“He said his parents sent him to RJC and a teacher there had given him a chance,” says Harms. He asked the man, “Would you recognize that teacher if you saw him?” That’s when the man recognized Harms as his former dean.
When Harms retired from teaching in 1993, he worked as a freelance photographer for a company that did student portraits. He also did family portraits but he didn’t enjoy either of those jobs.
So he went to a Saskatoon automobile dealership looking for work. They asked if he wanted to sell cars. He said no. What he wanted was to travel to small towns around Saskatchewan and find out what the dealership could do for people to help them remain in their communities.
Initially, the owners laughed at the idea. Two weeks later, they hired him.
For two years he travelled the province, asking people how the dealership could serve them better. Along the way, he took lots of pictures.
Harms took those rolls of film to The Darkroom to be developed.
“I would develop my own pictures and also helped with others’, ” says Harms. One day the owner said to him, “You’re working here all the time anyway. You might as well earn a pay cheque.” When Don’s Photo bought out The Darkroom, Harms kept working.
Through the years, he took pictures of family events and community life. “I come from a big family,” he says, “so there were lots of weddings.” Studio photographers were expensive, and Harms took pictures on location at affordable prices, so his relatives and friends hired him instead.
But one of his great loves remained photographing sports teams. Professional photographers would “sell the rights to three pictures for $99,” he says. “I took pictures and gave them to the coach. They could get pictures for free.”
Eventually, word of Harms’s skill and generosity reached the University of Saskatchewan, and he was asked to photograph the university’s teams. “When the UofS approached me to take pictures at sporting events,” he says, “Joan and I got staff cards. I took my camera along and we got in on all university events free.”
“I never did get rich taking pictures because I wanted people to have pictures rather than making money [for myself],” says Harms. Although he charged enough to cover his costs, he says he “thought of it as a service for family and friends.”

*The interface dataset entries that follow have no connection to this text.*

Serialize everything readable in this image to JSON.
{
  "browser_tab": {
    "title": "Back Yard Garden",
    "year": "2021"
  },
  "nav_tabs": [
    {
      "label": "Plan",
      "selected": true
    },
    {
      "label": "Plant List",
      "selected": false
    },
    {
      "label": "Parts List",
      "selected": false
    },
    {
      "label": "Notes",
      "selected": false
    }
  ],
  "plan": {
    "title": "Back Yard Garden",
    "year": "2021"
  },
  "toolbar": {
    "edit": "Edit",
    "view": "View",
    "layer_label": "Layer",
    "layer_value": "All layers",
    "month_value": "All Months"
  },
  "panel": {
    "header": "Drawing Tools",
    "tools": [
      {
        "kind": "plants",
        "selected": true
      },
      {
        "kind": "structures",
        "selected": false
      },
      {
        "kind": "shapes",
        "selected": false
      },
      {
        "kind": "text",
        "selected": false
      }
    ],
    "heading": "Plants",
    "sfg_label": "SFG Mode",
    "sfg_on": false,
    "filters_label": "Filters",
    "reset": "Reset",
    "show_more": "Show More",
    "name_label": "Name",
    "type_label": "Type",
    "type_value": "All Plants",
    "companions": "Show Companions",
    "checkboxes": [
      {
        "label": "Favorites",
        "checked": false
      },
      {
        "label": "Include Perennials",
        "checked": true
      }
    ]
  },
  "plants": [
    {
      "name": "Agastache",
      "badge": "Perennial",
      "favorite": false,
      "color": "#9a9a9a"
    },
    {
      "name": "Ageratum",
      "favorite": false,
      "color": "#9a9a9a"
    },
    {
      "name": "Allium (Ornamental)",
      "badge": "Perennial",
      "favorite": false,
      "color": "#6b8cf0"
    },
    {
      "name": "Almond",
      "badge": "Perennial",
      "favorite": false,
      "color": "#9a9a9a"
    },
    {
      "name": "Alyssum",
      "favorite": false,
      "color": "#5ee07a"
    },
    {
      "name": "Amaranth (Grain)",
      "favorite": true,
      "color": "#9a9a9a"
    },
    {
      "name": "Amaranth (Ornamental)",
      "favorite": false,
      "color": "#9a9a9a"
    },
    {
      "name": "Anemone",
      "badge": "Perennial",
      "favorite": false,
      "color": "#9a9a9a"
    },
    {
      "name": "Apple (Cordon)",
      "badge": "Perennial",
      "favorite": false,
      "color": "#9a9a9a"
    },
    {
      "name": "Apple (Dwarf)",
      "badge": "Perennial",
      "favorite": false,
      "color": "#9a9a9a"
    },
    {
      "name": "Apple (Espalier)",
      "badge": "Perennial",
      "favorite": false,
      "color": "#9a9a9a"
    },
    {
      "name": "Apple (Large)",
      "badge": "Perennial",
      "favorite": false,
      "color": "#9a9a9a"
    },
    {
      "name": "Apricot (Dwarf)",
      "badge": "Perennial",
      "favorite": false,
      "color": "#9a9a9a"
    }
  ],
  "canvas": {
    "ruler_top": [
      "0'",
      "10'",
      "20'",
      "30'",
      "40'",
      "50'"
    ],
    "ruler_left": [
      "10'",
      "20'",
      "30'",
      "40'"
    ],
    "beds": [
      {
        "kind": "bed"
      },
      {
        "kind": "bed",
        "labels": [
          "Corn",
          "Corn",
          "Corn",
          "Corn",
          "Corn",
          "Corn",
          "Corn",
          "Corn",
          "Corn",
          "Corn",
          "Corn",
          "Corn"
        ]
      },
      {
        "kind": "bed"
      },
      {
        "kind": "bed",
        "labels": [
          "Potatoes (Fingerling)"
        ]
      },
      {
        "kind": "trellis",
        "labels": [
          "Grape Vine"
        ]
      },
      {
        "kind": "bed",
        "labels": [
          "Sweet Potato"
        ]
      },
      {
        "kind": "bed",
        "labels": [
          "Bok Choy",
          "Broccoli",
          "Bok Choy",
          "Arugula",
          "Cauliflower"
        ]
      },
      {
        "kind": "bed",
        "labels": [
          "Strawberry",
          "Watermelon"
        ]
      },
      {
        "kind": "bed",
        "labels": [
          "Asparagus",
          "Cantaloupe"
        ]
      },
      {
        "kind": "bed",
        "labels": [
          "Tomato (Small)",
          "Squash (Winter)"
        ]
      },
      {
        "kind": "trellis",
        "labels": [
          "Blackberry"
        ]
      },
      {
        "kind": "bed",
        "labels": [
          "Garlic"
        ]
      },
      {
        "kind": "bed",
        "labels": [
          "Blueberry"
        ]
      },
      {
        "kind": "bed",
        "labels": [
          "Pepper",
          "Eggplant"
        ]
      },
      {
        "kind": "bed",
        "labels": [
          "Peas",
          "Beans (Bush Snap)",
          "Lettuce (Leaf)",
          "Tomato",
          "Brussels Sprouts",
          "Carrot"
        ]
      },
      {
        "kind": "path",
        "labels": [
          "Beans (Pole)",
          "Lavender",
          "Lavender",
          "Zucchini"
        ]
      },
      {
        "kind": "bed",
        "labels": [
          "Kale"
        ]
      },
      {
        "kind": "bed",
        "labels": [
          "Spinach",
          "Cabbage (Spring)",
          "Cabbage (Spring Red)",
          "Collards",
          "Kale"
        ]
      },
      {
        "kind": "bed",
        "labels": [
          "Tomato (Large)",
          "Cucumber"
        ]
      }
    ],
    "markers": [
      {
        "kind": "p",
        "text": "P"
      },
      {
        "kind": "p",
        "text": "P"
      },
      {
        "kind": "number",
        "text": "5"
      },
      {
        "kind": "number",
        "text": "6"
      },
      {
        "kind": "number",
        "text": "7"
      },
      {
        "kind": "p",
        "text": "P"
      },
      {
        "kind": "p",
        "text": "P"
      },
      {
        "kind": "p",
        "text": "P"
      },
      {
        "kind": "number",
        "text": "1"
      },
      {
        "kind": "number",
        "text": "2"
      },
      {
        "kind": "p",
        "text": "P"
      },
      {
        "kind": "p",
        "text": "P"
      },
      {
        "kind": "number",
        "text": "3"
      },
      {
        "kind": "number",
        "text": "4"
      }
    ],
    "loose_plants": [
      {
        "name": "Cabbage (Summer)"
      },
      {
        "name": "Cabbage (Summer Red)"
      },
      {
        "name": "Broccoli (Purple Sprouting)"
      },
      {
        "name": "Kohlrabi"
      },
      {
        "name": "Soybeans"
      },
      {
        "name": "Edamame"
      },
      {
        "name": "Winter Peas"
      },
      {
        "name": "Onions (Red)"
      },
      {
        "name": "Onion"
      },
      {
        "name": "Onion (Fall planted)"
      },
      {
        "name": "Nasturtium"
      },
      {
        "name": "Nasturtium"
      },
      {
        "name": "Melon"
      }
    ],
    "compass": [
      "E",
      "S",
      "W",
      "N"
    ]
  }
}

Harms, who is 82, enjoys restoring and retouching old photographs, helping to preserve history.
He still enjoys taking pictures, although he doesn’t take as many as he once did. “What do I do with them?” he wonders.
Do you have a story idea about Mennonites in Saskatchewan? Send it to Donna Schulz at email@example.com.
Henry Harms proudly displays a camera that once belonged to Esther Patkau, former missionary to Japan and long-time spiritual care director at Bethany Manor, where Harms lives. (Photo by Donna Schulz)
Henry Harms holds up the Baby Brownie Special he bought when he was nine years old. (Photo by Donna Schulz)
Henry Harms shows a damaged old photograph taken at a Sunday school picnic near Hague, Sask. (Photo by Donna Schulz)
Henry Harms shows his restored version of the same Sunday school picnic photo. (Photo by Donna Schulz)
Henry Harms’s photo of the demolition of a grain elevator in Osler, Sask., was taken in 1999. (Photo by Harry Harms)
Henry Harms restored this historic photograph of the sinking of the S.S. City of Medicine Hat when it struck the traffic bridge in Saskatoon in 1908. (Photo by Harry Harms)
Henry Harms displays the original glass negative he used to restore the photo of the sinking of the S.S. City of Medicine Hat. (Photo by Donna Schulz)
Henry Harms enjoys using digital technology to create new photographs. Here he shows a composite photo he created depicting five Boldt brothers from Osler, Sask. (Photo by Donna Schulz)
This picture of a Baltimore oriole shows Henry Harms’ skill as a nature photographer. (Photo by Harry Harms)